Once a preplan is developed, there are many schools of thought on how to disseminate it. Many find hard copy preplans to be reliable and effective under most conditions. However, these copies are only as accurate as the last time they were updated, copied, and disseminated. PDF or similar electronic systems also require an effective dissemination plan.

A cloud-based system allows changes to be made at almost any time. Cloud-based preplans also can be shared with users located almost anywhere – essentially everyone that might need to access the information will have it when needed. However, this requires each user to have a working connection to the cloud system.

An additional concern is change management in the preplans – i.e., who is authorized to make changes. It is important to balance the need to make the preplans as current as possible with the technical accuracy of the plans – making sure that changes are done correctly.

Preplans are most effective when they are used to train personnel before incidents occur. Facility managers can take them in the field and validate the information, and verify that shutoffs are correctly identified and located, and verify that any changes that may have occurred are addressed. Firefighters can take the preplans, and using different available apps, conduct simulations of various incidents and discuss options for handling those incidents. If they have handled the incident before, even virtually, it will make it easier when they are faced with it in real-time.
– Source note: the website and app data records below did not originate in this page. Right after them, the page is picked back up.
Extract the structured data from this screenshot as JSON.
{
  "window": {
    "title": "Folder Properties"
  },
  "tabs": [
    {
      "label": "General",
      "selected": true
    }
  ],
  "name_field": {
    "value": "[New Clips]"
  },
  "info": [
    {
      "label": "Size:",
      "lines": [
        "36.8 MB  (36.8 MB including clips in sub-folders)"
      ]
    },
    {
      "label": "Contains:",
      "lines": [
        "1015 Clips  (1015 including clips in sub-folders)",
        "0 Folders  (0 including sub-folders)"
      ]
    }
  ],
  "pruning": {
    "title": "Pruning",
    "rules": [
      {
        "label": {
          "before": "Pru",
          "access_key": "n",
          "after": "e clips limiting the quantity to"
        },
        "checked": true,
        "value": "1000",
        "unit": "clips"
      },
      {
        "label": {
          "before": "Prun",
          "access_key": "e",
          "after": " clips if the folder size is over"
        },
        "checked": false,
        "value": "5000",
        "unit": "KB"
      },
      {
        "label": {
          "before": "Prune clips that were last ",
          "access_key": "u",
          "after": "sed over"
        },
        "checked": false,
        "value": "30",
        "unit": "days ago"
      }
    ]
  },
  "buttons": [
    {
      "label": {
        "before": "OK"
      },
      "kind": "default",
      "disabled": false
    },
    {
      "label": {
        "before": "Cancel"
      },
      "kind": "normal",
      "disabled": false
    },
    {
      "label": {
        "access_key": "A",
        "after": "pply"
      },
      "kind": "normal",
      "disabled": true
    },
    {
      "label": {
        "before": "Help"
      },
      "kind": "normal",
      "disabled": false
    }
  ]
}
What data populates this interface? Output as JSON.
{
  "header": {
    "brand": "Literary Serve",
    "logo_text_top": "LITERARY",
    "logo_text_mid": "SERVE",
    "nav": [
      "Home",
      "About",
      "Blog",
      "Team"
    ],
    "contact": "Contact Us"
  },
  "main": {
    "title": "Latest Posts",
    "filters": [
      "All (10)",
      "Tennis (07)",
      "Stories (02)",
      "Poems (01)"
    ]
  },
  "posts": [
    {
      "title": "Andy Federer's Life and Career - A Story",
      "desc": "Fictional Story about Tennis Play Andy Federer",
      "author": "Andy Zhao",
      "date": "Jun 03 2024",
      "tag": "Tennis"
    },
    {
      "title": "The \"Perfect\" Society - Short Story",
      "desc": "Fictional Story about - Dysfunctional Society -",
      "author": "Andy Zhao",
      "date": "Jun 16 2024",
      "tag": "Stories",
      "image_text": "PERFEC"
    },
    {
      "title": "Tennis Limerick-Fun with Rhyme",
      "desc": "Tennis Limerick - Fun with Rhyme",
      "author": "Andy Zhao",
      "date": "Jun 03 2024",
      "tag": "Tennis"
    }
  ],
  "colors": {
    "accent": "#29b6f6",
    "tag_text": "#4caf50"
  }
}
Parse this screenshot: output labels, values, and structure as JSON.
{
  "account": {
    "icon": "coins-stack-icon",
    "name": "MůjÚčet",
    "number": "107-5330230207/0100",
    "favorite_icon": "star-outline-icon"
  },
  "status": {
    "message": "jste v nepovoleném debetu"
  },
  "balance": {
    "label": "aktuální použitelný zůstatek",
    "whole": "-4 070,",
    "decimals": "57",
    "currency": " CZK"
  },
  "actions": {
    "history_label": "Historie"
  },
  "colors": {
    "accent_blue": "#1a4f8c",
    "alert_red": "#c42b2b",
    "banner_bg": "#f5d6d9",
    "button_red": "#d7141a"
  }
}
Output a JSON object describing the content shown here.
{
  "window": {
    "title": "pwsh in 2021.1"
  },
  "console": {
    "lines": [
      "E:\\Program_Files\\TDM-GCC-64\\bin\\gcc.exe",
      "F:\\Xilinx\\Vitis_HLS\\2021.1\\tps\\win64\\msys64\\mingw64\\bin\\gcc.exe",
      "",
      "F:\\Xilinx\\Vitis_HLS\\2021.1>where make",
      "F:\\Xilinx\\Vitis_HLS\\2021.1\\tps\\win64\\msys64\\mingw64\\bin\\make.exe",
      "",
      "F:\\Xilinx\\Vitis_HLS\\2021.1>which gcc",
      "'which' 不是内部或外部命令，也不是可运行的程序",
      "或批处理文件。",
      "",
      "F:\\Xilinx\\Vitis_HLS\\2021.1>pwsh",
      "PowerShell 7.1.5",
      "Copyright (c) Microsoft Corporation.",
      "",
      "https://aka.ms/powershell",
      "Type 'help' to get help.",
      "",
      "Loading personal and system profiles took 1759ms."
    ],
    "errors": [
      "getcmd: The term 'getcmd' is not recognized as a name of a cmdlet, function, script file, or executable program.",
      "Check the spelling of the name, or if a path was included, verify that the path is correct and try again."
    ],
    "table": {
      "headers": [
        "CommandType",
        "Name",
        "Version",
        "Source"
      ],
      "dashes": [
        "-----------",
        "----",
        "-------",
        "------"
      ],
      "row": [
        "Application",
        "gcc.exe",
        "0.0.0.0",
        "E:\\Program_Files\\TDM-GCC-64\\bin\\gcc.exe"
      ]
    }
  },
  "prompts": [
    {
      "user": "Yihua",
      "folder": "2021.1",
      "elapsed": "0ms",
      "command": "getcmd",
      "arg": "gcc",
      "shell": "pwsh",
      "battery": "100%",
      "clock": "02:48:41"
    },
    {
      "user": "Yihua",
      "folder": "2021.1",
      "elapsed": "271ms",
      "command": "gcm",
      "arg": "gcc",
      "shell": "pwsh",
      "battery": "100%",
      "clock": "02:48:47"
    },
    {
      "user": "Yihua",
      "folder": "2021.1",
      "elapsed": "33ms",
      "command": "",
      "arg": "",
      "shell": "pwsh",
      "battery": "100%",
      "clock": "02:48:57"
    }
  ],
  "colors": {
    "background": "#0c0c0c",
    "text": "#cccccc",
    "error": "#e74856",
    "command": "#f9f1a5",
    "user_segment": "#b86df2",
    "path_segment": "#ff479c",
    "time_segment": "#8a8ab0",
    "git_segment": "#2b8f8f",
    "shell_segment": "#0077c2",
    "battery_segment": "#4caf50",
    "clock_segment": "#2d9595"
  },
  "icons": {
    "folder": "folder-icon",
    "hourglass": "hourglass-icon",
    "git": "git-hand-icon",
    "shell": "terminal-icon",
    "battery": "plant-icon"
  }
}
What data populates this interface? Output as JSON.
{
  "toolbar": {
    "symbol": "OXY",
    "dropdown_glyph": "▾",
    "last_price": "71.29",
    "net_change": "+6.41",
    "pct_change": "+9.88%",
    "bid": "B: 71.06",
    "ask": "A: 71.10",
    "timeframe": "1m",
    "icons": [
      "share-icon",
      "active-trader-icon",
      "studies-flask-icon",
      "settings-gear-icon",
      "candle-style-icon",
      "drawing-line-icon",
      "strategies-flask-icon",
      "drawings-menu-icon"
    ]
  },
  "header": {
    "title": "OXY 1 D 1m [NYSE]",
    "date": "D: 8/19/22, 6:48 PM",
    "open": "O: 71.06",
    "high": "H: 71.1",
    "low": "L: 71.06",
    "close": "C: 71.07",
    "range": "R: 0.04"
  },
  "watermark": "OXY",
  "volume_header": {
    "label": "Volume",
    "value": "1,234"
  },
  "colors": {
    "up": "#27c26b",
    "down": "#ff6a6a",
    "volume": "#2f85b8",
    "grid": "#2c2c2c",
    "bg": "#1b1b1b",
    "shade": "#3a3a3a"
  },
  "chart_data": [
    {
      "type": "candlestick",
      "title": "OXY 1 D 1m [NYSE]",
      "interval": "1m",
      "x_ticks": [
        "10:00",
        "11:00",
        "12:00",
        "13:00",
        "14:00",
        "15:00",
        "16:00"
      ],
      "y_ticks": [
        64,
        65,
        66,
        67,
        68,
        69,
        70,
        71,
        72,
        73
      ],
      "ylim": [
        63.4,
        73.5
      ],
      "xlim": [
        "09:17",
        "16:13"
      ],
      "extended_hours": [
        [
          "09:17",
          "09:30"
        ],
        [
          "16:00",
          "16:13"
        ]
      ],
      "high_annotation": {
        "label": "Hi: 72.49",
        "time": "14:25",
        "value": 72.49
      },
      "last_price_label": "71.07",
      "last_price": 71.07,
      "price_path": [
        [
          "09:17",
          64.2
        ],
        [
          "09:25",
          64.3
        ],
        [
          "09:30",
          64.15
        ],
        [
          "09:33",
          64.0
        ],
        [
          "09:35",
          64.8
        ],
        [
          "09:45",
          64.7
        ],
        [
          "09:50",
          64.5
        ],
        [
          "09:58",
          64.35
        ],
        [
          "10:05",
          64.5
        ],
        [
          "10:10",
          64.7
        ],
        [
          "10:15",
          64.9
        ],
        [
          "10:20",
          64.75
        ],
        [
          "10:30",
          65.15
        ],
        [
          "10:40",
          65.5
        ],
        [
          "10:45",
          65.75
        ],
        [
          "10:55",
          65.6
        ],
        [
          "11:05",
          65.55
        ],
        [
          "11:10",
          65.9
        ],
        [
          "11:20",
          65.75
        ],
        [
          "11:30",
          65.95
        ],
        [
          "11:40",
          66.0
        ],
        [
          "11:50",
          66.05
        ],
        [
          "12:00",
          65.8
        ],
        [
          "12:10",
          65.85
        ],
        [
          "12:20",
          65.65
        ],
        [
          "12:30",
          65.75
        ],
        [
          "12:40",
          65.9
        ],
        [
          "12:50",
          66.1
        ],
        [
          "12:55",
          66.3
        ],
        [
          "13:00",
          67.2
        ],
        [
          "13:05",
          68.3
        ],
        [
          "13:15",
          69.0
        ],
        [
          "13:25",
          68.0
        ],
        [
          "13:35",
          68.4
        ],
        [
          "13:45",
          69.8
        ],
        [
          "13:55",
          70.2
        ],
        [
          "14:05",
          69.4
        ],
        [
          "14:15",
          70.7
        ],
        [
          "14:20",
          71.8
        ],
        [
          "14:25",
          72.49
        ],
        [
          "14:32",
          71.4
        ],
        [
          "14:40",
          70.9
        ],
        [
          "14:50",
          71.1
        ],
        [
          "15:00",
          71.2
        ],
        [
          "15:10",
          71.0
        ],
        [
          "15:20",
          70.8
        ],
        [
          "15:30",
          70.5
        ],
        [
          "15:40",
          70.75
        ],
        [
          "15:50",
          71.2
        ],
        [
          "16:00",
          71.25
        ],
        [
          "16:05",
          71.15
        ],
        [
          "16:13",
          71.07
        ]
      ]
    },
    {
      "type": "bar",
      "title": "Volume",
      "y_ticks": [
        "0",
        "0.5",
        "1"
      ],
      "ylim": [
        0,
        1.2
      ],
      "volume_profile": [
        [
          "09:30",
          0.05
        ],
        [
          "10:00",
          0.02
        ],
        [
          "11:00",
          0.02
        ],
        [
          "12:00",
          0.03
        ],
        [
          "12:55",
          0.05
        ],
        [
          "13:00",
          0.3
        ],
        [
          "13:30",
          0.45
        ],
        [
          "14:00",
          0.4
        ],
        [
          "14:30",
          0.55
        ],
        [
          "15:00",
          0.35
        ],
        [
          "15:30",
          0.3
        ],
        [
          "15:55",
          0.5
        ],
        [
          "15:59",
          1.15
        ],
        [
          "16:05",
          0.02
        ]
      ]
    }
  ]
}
Preplans should be available to initial arriving company officers, as well as to incident commanders and planning chiefs at the command post immediately when needed. Preplans, when linked to wearable personnel tracking devices, will allow identification of the locations of firefighters operating in the buildings right at the command post or for the operations chief or safety officer. This concept is under development and may be available in the near future.

In the not-too-distant future, preplans may be provided in displays in the masks of firefighters – allowing them to identify where they are in the building, and what hazards, exits, or other concerns are around them. At some point, fire modeling of buildings that determine how long the environment is tenable in a fire situation could be tied to building sensors and alarms that will enable fire officers to more effectively predict how long firefighters can safely operate in buildings. In all of these cases, fire protection engineers can be a huge asset to firefighters by helping to develop and maintain preplans, as well as the tools necessary to facilitate these concepts.

Gregory Jakubowski is with Fire Planning Associates, Inc.


  1. International Fire Code, International Code Council, Washington, DC, 2012.
  2. NFPA 1620, Standard for Pre-Incident Planning, National Fire Protection Association, Quincy, MA, 2010.
  3. NFPA 1, Fire Code, National Fire Protection Association, Quincy, MA, 2012.
  4. Fire Suppression Rating Schedule, Insurance Services Office, Jersey City, NJ, 2013.

Fire Suppression Rating Schedule Requirements

The ISO Fire Suppression Rating Schedule4 (FSRS) has the following requirement – The fire department should make building familiarization and pre-incident planning tours of each commercial, industrial, institutional, and other similar building at least annually.

Records of the inspections (whether in electronic or other formats) should include complete and up-to-date notes and sketches, which must be available to the responding incident commander.

Building familiarization and pre-incident planning should be in accordance with the general criteria of NFPA 1620, Standard for Pre-Incident Planning.

Effective pre-incident planning of these buildings can secure ISO FSRS points, therefore having a positive effect on the insurance rating and insurance rates for an entire community.